Finally, we note that in his appeal to Superior Court Martin argued that the trial judge erred in instructing the jury that it could apportion any compensatory damages according to the percentage of harm caused by Martin's asbestos exposure and that which resulted from his cigarette smoking and then reduce the total sum of compensatory damages by the amount attributable to smoking. Because of its disposition of the other issues raised by Martin, Superior Court did not consider whether that jury instruction was, in fact, proper. Given the posture of the case on this appeal, the issue was not fully briefed or argued before our Court. Consequently, we must remand to Superior Court for its determination as to whether the trial court properly instructed the jury that it could reduce any damages award to reflect that portion of Martin's medical condition caused by his cigarette smoking.

The order of Superior Court is vacated and the case remanded to it for further proceedings consistent with this opinion.

McDERMOTT, J., files a concurring opinion, in which PAPADAKOS, J., joins.

NIX, C.J., and ZAPPALA, J., concur in the result.

LARSEN, J., did not participate in the consideration or decision of this case.


McDERMOTT, Justice, concurring.

In his Opinion Announcing the Judgment of the Court, Mr. Justice Hutchinson correctly notes that:

"the quality of evidence here presented makes it unnecessary and inappropriate for us to consider either the broad policy arguments or the legal theory the parties present supporting a blanket rule for or against the allowance of punitive damages in litigation involving mass-marketed products."

At 164-168. In light of this fact it is wholly unnecessary to plunge headlong into a dissertation on the various nuances of punitive damages in Pennsylvania.

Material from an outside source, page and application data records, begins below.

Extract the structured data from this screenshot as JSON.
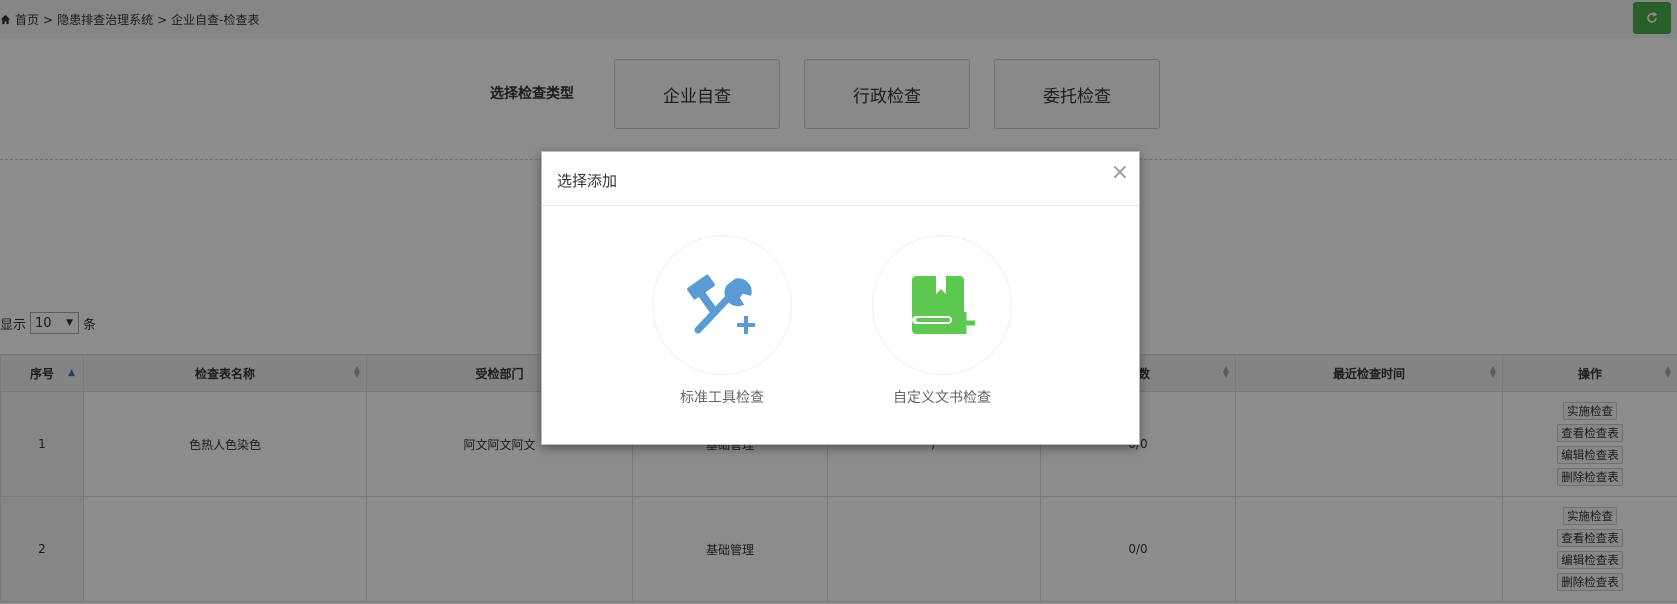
{
  "breadcrumb": {
    "home": "首页",
    "sep1": ">",
    "system": "隐患排查治理系统",
    "sep2": ">",
    "current": "企业自查-检查表"
  },
  "check_type": {
    "label": "选择检查类型",
    "buttons": [
      "企业自查",
      "行政检查",
      "委托检查"
    ]
  },
  "length_menu": {
    "prefix": "显示",
    "value": "10",
    "suffix": "条"
  },
  "table": {
    "columns": [
      "序号",
      "检查表名称",
      "受检部门",
      "",
      "",
      "次数",
      "最近检查时间",
      "操作"
    ],
    "rows": [
      {
        "index": "1",
        "name": "色热人色染色",
        "dept": "阿文阿文阿文",
        "category": "基础管理",
        "col5": "/",
        "count": "0/0",
        "last_time": ""
      },
      {
        "index": "2",
        "name": "",
        "dept": "",
        "category": "基础管理",
        "col5": "",
        "count": "0/0",
        "last_time": ""
      }
    ],
    "actions": [
      "实施检查",
      "查看检查表",
      "编辑检查表",
      "删除检查表"
    ]
  },
  "modal": {
    "title": "选择添加",
    "close": "×",
    "options": [
      {
        "label": "标准工具检查",
        "icon": "tools-add-icon"
      },
      {
        "label": "自定义文书检查",
        "icon": "document-add-icon"
      }
    ]
  },
  "colors": {
    "accent_blue": "#5b9bd5",
    "accent_green": "#5cc84f",
    "refresh_green": "#4cae4c"
  }
}
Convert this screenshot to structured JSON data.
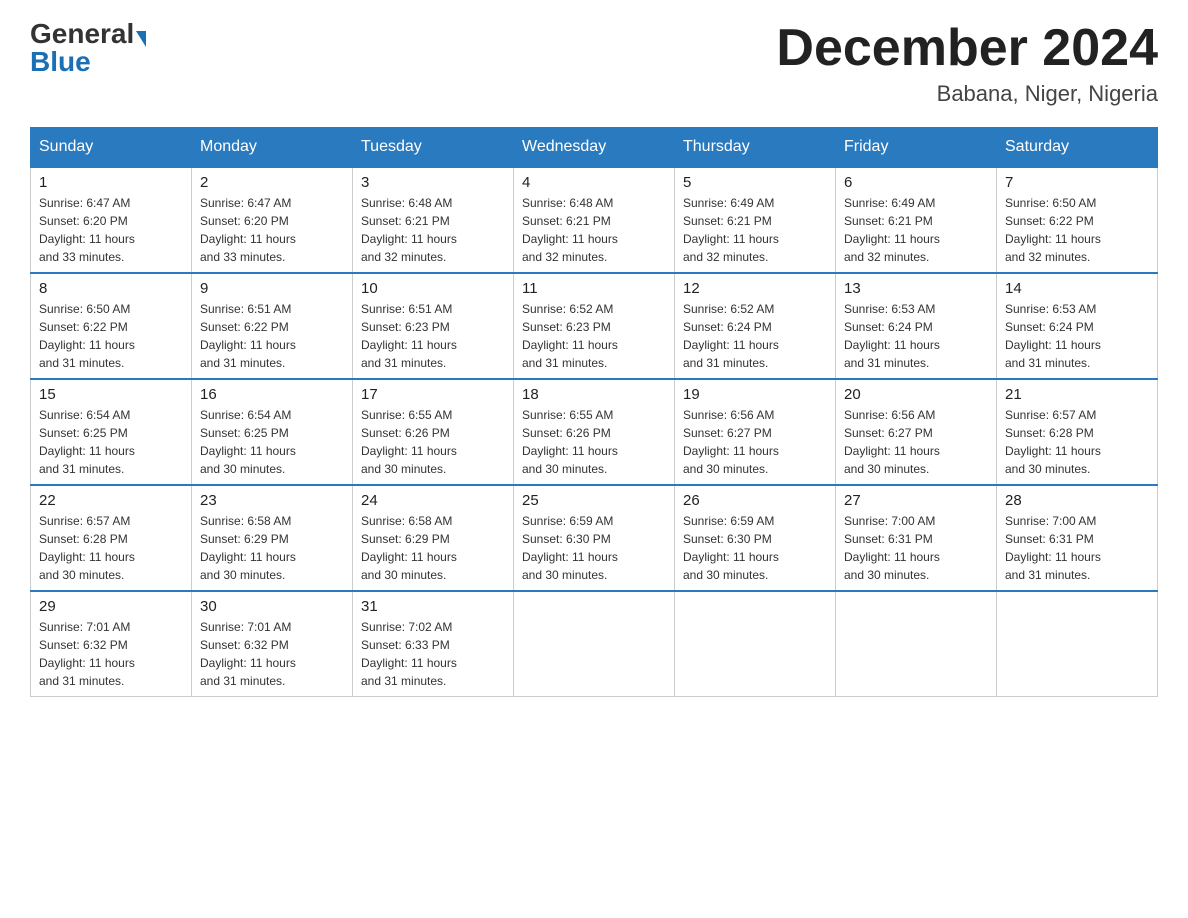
{
  "header": {
    "logo_general": "General",
    "logo_blue": "Blue",
    "month_title": "December 2024",
    "location": "Babana, Niger, Nigeria"
  },
  "days_of_week": [
    "Sunday",
    "Monday",
    "Tuesday",
    "Wednesday",
    "Thursday",
    "Friday",
    "Saturday"
  ],
  "weeks": [
    [
      {
        "day": "1",
        "sunrise": "6:47 AM",
        "sunset": "6:20 PM",
        "daylight": "11 hours and 33 minutes."
      },
      {
        "day": "2",
        "sunrise": "6:47 AM",
        "sunset": "6:20 PM",
        "daylight": "11 hours and 33 minutes."
      },
      {
        "day": "3",
        "sunrise": "6:48 AM",
        "sunset": "6:21 PM",
        "daylight": "11 hours and 32 minutes."
      },
      {
        "day": "4",
        "sunrise": "6:48 AM",
        "sunset": "6:21 PM",
        "daylight": "11 hours and 32 minutes."
      },
      {
        "day": "5",
        "sunrise": "6:49 AM",
        "sunset": "6:21 PM",
        "daylight": "11 hours and 32 minutes."
      },
      {
        "day": "6",
        "sunrise": "6:49 AM",
        "sunset": "6:21 PM",
        "daylight": "11 hours and 32 minutes."
      },
      {
        "day": "7",
        "sunrise": "6:50 AM",
        "sunset": "6:22 PM",
        "daylight": "11 hours and 32 minutes."
      }
    ],
    [
      {
        "day": "8",
        "sunrise": "6:50 AM",
        "sunset": "6:22 PM",
        "daylight": "11 hours and 31 minutes."
      },
      {
        "day": "9",
        "sunrise": "6:51 AM",
        "sunset": "6:22 PM",
        "daylight": "11 hours and 31 minutes."
      },
      {
        "day": "10",
        "sunrise": "6:51 AM",
        "sunset": "6:23 PM",
        "daylight": "11 hours and 31 minutes."
      },
      {
        "day": "11",
        "sunrise": "6:52 AM",
        "sunset": "6:23 PM",
        "daylight": "11 hours and 31 minutes."
      },
      {
        "day": "12",
        "sunrise": "6:52 AM",
        "sunset": "6:24 PM",
        "daylight": "11 hours and 31 minutes."
      },
      {
        "day": "13",
        "sunrise": "6:53 AM",
        "sunset": "6:24 PM",
        "daylight": "11 hours and 31 minutes."
      },
      {
        "day": "14",
        "sunrise": "6:53 AM",
        "sunset": "6:24 PM",
        "daylight": "11 hours and 31 minutes."
      }
    ],
    [
      {
        "day": "15",
        "sunrise": "6:54 AM",
        "sunset": "6:25 PM",
        "daylight": "11 hours and 31 minutes."
      },
      {
        "day": "16",
        "sunrise": "6:54 AM",
        "sunset": "6:25 PM",
        "daylight": "11 hours and 30 minutes."
      },
      {
        "day": "17",
        "sunrise": "6:55 AM",
        "sunset": "6:26 PM",
        "daylight": "11 hours and 30 minutes."
      },
      {
        "day": "18",
        "sunrise": "6:55 AM",
        "sunset": "6:26 PM",
        "daylight": "11 hours and 30 minutes."
      },
      {
        "day": "19",
        "sunrise": "6:56 AM",
        "sunset": "6:27 PM",
        "daylight": "11 hours and 30 minutes."
      },
      {
        "day": "20",
        "sunrise": "6:56 AM",
        "sunset": "6:27 PM",
        "daylight": "11 hours and 30 minutes."
      },
      {
        "day": "21",
        "sunrise": "6:57 AM",
        "sunset": "6:28 PM",
        "daylight": "11 hours and 30 minutes."
      }
    ],
    [
      {
        "day": "22",
        "sunrise": "6:57 AM",
        "sunset": "6:28 PM",
        "daylight": "11 hours and 30 minutes."
      },
      {
        "day": "23",
        "sunrise": "6:58 AM",
        "sunset": "6:29 PM",
        "daylight": "11 hours and 30 minutes."
      },
      {
        "day": "24",
        "sunrise": "6:58 AM",
        "sunset": "6:29 PM",
        "daylight": "11 hours and 30 minutes."
      },
      {
        "day": "25",
        "sunrise": "6:59 AM",
        "sunset": "6:30 PM",
        "daylight": "11 hours and 30 minutes."
      },
      {
        "day": "26",
        "sunrise": "6:59 AM",
        "sunset": "6:30 PM",
        "daylight": "11 hours and 30 minutes."
      },
      {
        "day": "27",
        "sunrise": "7:00 AM",
        "sunset": "6:31 PM",
        "daylight": "11 hours and 30 minutes."
      },
      {
        "day": "28",
        "sunrise": "7:00 AM",
        "sunset": "6:31 PM",
        "daylight": "11 hours and 31 minutes."
      }
    ],
    [
      {
        "day": "29",
        "sunrise": "7:01 AM",
        "sunset": "6:32 PM",
        "daylight": "11 hours and 31 minutes."
      },
      {
        "day": "30",
        "sunrise": "7:01 AM",
        "sunset": "6:32 PM",
        "daylight": "11 hours and 31 minutes."
      },
      {
        "day": "31",
        "sunrise": "7:02 AM",
        "sunset": "6:33 PM",
        "daylight": "11 hours and 31 minutes."
      },
      null,
      null,
      null,
      null
    ]
  ],
  "labels": {
    "sunrise": "Sunrise:",
    "sunset": "Sunset:",
    "daylight": "Daylight:"
  }
}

However, since the issue has been raised I must take issue with the implication that wanton misconduct may not be sufficient grounds upon which to assess punitive damages.

The concept of wanton misconduct was defined by this Court in Evans v. Philadelphia Trans. Co., 418 Pa. 567, 212 A.2d 440 (1965):

[It] means that the actor has intentionally done an act of an unreasonable character, in disregard of a risk known to him or so obvious that he must be taken to have been aware of it, and so great as to make it highly probable that harm would follow.

Id., 418 Pa. at 574, 212 A.2d at 443.

Thereafter, in Fugagli v. Camasi, 426 Pa. 1, 229 A.2d 735 (1967) the Court wrote:

[It] is not necessary for the tortfeasor to have actual knowledge of the other person's peril to constitute wanton misconduct. Such exists if he has knowledge of sufficient facts to cause a reasonable man to realize the existing danger for a sufficient period of time beforehand to give him a reasonable opportunity to take means to avoid the danger and, despite this knowledge, he recklessly ignores the other person's peril. (Citation omitted.)

Id., 426 Pa. at 3, 229 A.2d at 736.

In Focht v. Rabada, 217 Pa. Super. 35, 268 A.2d 157 (1970) the Superior Court relied upon these principles to approve the imposition of punitive damages against a defendant who was found liable for driving while under the influence of intoxicating liquor. That court noted that "[in] certain factual circumstances the risk to others . . . may be so obvious and the possibility that harm will follow so great that outrageous misconduct may be established without reference to motive or intent." Id., 217 Pa. Super. at 41, 268 A.2d at 161.

Now however, Mr. Justice Hutchinson, joined by Mr. Justice Flaherty, seems to decide, in a vacuum no less, that punitive damages are inappropriate "where the actor has such knowledge, or reason to know of the facts, but does not realize or appreciate the high degree of risk involved, although a reasonable man would do so." at 170-171.

In light of accepted definition of wanton misconduct Fugagli, supra, Evans, supra, such a decision contradicts what we said in Feld v. Merriam, 506 Pa. 383, 485 A.2d 742 (1984), to wit: "[p]unitive damages must be based on conduct which is 'malicious' 'wanton' 'reckless' 'willful' or 'oppressive'. . . ." Id., 506 Pa. at 383, 485 A.2d at 742 (emphasis added). See Hughes v. Babcock, 349 Pa. 475, 37 A.2d 551 (1944). Therefore, I concur in the result only.

PAPADAKOS, J., joins in this concurring opinion.